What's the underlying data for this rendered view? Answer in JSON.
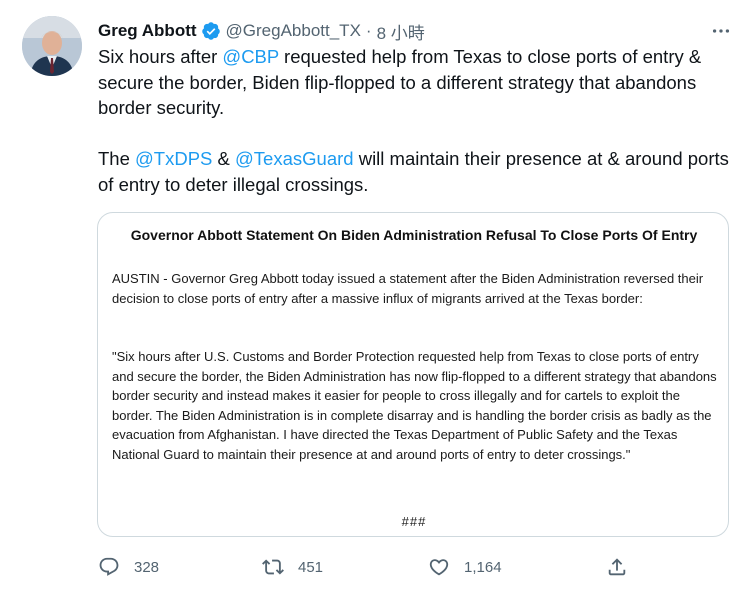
{
  "tweet": {
    "author": {
      "name": "Greg Abbott",
      "handle": "@GregAbbott_TX",
      "separator": "·",
      "timestamp": "8 小時"
    },
    "text": {
      "p1_before": "Six hours after ",
      "p1_mention": "@CBP",
      "p1_after": " requested help from Texas to close ports of entry & secure the border, Biden flip-flopped to a different strategy that abandons border security.",
      "p2_before": "The ",
      "p2_mention1": "@TxDPS",
      "p2_mid": " & ",
      "p2_mention2": "@TexasGuard",
      "p2_after": " will maintain their presence at & around ports of entry to deter illegal crossings."
    },
    "attachment": {
      "title": "Governor Abbott Statement On Biden Administration Refusal To Close Ports Of Entry",
      "paragraph1": "AUSTIN - Governor Greg Abbott today issued a statement after the Biden Administration reversed their decision to close ports of entry after a massive influx of migrants arrived at the Texas border:",
      "paragraph2": "\"Six hours after U.S. Customs and Border Protection requested help from Texas to close ports of entry and secure the border, the Biden Administration has now flip-flopped to a different strategy that abandons border security and instead makes it easier for people to cross illegally and for cartels to exploit the border. The Biden Administration is in complete disarray and is handling the border crisis as badly as the evacuation from Afghanistan. I have directed the Texas Department of Public Safety and the Texas National Guard to maintain their presence at and around ports of entry to deter crossings.\"",
      "footer": "###"
    },
    "actions": {
      "replies": "328",
      "retweets": "451",
      "likes": "1,164"
    }
  },
  "icons": {
    "verified": "verified-badge-icon",
    "more": "more-options-icon",
    "reply": "reply-icon",
    "retweet": "retweet-icon",
    "like": "heart-icon",
    "share": "share-icon"
  },
  "colors": {
    "accent": "#1d9bf0",
    "text": "#0f1419",
    "secondary": "#536471",
    "border": "#cfd9de"
  }
}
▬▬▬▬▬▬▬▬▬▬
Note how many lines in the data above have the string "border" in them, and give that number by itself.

#### Result:
4